Another accident in August, 1865, had a less happy result. “Fatal Accident Near Kemptville”:
“On Friday last a sad accident occurred close by the village of Kemptville by which a woman named McCafferty, belonging to the township of Oxford, lost her life. It seems that she and her husband were driving in a sulky to the village when the horse took fright and commenced to run. Mrs McCafferty, with the intention of aiding her husband to hold the horse, caught at the lines, but only caught one, thereby drawing the horse into the ditch, upsetting the sulky and throwing out the occupants. Both were taken to the residence of Rev Mr. Harty and medical assistance promptly procured. McCafferty was found badly injured, his wife fatally and two hours after the accident, she breathed her last.”
Archibald and Margaret McCafferty lived on lot 24, concession 6, according to the 1861 census. Both were born in Ireland and arrived in Canada by 1837, possibly as early as 1831. Archibald makes an appearance on the 1841 census of Oxford. They had at least six children. Archibald lived well into his 80’s. Margaret was around 60 when she died.
This region seems to have been a rather dangerous place in the 1860’s. In November, 1865, the paper gives a fascinating glimpse of life in Burritt’s Rapids, where there seems to have been “a high state of excitement” over an “Attempted Murder”:
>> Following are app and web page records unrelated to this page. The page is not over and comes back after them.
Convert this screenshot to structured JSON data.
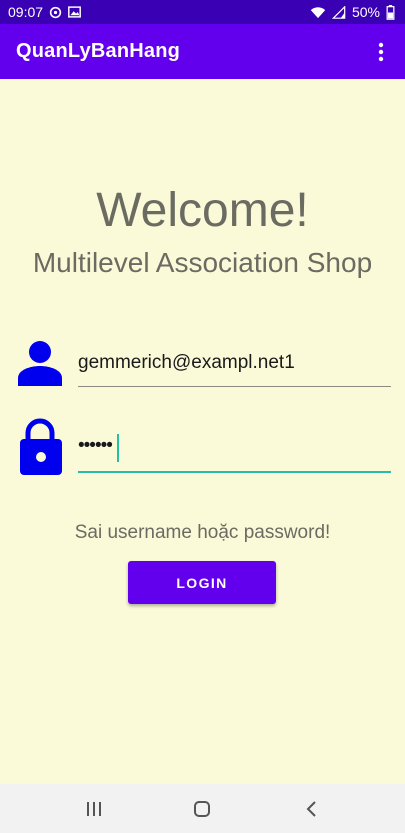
{
  "status_bar": {
    "time": "09:07",
    "battery": "50%",
    "icons": [
      "sync-icon",
      "image-icon",
      "wifi-icon",
      "signal-icon",
      "battery-icon"
    ]
  },
  "app_bar": {
    "title": "QuanLyBanHang",
    "overflow_icon": "more-vert-icon"
  },
  "login": {
    "welcome": "Welcome!",
    "shop_name": "Multilevel Association Shop",
    "email_value": "gemmerich@exampl.net1",
    "password_value": "••••••",
    "error_message": "Sai username hoặc password!",
    "login_label": "LOGIN",
    "user_icon": "person-icon",
    "lock_icon": "lock-icon"
  },
  "nav_bar": {
    "icons": [
      "recent-apps-icon",
      "home-icon",
      "back-icon"
    ]
  },
  "colors": {
    "status_bar": "#3a00b4",
    "app_bar": "#6200ee",
    "background": "#fafad9",
    "icon_blue": "#0000ee",
    "accent": "#26bfa6",
    "button": "#6200ee"
  }
}
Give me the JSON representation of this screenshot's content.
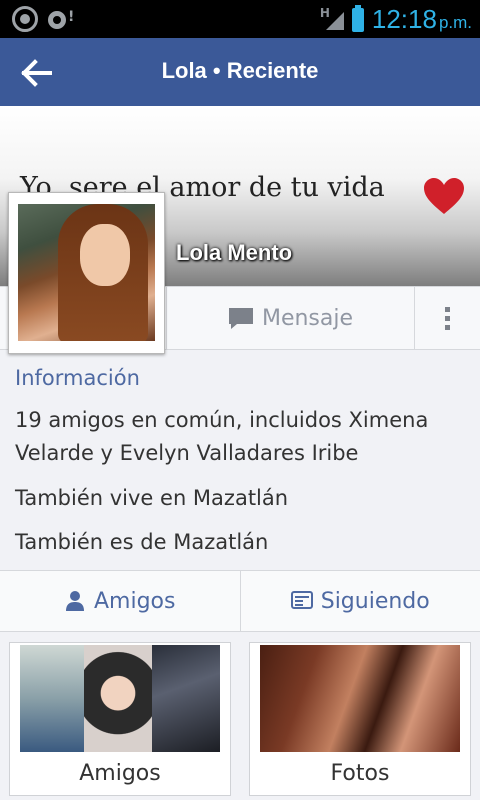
{
  "status_bar": {
    "time": "12:18",
    "ampm": "p.m.",
    "network_type": "H",
    "accent_color": "#2fb2e6",
    "icons": [
      "circle-notification-icon",
      "disc-alert-icon",
      "signal-icon",
      "battery-icon"
    ]
  },
  "app_bar": {
    "title": "Lola • Reciente",
    "background": "#3b5998",
    "back_icon": "arrow-left-icon"
  },
  "cover": {
    "quote": "Yo, sere el amor de tu vida",
    "heart_icon": "heart-icon",
    "heart_color": "#d0202a"
  },
  "profile": {
    "name": "Lola Mento"
  },
  "actions": {
    "message_label": "Mensaje",
    "message_icon": "chat-bubble-icon",
    "more_icon": "more-vertical-icon"
  },
  "info": {
    "title": "Información",
    "lines": [
      "19 amigos en común, incluidos Ximena Velarde y Evelyn Valladares Iribe",
      "También vive en Mazatlán",
      "También es de Mazatlán"
    ]
  },
  "tabs": {
    "friends_label": "Amigos",
    "friends_icon": "person-icon",
    "following_label": "Siguiendo",
    "following_icon": "feed-icon"
  },
  "cards": {
    "friends_label": "Amigos",
    "photos_label": "Fotos"
  }
}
“As Captain Sheppard of the Burritt’s Rapids Infantry Company was passing along, on Monday evening last, between Col Burritt’s and Mr Adams’ on his way home from the post office, he was fired at by some wretch, who lay concealed behind the fence, but unfortunately the shot did not take effect. The individual must possess but little skill with fire-arms or he would have been more successful, as the manly proportions of the Captain present rather a broad surface for a marksman. We are informed a high state of excitement exists in the ‘Rapids’ and we trust no pains will be spared to bring the miscreant to justice.”
George Shepard/Shepherd lived with his wife Mary or Maryann in Burritt’s Rapids for many years. Both were born in England and were in Burritt’s by 1851. At the time of this murder attempt, he was around 60 and his wife around 39. They had two daughters, Catherine, around 5, and Caroline who was an infant. Why there was an attempt on his life, however inept, is not known.